However, the insult done to Gerald by Owain could not be forgiven though he had to wait some time for his revenge. During a campaign against the King of Gwynedd in 1114, King Henry had been convinced to forgive Owain’s transgressions, allowing him to retain control of Powys, and had even knighted him. Two years later when Nest’s brother, Gruffydd, returned from Ireland with the aim of retaking his kingdom of Deheubarth, Owain gave his support to King Henry and was ordered to rendezvous with the other forces marching against Gruffydd. Nest’s brother had, amongst other activities, attacked Narberth, Llandovery, Swansea and Carmarthen. On his way to give battle to Gruffydd he had a chance encounter with another baron on the same business: Gerald de Windsor. According to tradition, Gerald only had fifty men, mostly Flemings armed with crossbows, but their desire for vengeance on Owain burned hotly. Despite their being about the king’s business, Gerald cut down Owain and his men. Nest’s abduction was finally avenged.
What King Henry made of it all is difficult to discern. He quickly came to an understanding with Nest’s brother Gruffydd who was given back a small portion of his father’s realm based on Dinefwr Castle and for a time that kept him quiet. It may be that Gerald died soon after Owain for his further activities are not recorded by any source. Certainly by 1120, Nest had remarried again to Stephen the Constable of Aberteifi Castle and had another son, Robert FitzStephen (of who there is more at www.normandescendants.org/robertfitzstephen).
It would fall to Nest’s sons and grandsons, the Geraldines, to defend the Norman colony in Deheubarth when it came under attack. It would be from amongst their descendants that the conquerors of Ireland would come.

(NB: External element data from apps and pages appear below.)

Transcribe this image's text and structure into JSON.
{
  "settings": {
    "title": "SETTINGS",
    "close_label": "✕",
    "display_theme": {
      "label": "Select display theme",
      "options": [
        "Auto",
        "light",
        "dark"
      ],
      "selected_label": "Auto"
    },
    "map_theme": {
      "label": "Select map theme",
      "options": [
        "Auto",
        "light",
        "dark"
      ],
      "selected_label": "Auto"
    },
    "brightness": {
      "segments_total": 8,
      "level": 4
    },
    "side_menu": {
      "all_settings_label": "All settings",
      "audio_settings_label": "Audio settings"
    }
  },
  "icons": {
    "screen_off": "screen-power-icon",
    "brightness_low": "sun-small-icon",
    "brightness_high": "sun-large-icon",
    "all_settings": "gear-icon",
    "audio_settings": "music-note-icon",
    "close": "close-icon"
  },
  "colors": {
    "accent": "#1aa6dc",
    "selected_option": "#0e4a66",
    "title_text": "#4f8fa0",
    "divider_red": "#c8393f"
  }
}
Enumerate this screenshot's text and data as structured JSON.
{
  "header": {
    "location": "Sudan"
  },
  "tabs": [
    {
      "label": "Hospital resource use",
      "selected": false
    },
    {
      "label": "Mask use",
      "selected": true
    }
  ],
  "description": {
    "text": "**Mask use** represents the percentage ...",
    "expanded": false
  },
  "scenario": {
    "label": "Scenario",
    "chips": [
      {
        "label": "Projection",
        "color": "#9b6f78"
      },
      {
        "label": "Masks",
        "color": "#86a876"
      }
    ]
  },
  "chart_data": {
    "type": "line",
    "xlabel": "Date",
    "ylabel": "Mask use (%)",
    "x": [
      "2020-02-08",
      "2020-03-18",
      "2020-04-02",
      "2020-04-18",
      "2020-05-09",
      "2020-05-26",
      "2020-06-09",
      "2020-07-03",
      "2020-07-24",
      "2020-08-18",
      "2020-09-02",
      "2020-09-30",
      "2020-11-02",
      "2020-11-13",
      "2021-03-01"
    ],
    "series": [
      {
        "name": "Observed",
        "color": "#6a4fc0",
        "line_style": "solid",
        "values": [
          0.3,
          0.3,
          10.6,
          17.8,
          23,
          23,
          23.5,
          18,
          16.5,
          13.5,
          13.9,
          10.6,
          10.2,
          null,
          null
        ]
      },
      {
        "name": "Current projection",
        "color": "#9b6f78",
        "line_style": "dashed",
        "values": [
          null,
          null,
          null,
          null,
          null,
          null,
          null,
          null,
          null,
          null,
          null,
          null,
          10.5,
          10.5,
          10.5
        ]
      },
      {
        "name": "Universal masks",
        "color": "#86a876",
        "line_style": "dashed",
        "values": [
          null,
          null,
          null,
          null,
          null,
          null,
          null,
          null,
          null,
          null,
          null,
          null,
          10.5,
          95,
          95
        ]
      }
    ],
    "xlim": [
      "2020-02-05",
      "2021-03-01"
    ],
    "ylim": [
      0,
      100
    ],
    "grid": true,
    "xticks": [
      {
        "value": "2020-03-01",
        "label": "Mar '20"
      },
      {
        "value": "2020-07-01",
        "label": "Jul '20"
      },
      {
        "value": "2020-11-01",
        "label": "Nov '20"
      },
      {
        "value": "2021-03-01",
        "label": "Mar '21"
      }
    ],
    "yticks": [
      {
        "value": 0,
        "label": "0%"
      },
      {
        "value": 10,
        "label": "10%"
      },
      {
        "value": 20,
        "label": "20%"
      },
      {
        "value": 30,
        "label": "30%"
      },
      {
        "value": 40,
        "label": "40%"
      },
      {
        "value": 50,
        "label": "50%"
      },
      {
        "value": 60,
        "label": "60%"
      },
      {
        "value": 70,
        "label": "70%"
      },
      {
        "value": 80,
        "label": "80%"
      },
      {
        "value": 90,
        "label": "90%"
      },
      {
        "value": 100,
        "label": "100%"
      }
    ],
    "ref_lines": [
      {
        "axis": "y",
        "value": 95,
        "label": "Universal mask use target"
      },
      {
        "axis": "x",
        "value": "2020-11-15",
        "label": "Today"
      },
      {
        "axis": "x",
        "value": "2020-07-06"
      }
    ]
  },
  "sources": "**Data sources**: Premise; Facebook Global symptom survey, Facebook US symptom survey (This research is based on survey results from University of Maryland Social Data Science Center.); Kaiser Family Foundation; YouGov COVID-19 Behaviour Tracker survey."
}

Author: Edward Ruadh Butler is the author of the acclaimed Swordland (Accent Press, 2015), a historical fiction based on the events of the Norman Invasion of Ireland in 1169. The second part of the story, Lord of the Sea Castle (Accent Press, 2017), will be published next year. Butler’s Anglo-Norman ancestor, Theobald Walter, arrived in Ireland during another Norman campaign in 1185 and was named Chief Butler to the Lord of Ireland, a court position from which his descendants derive their surname.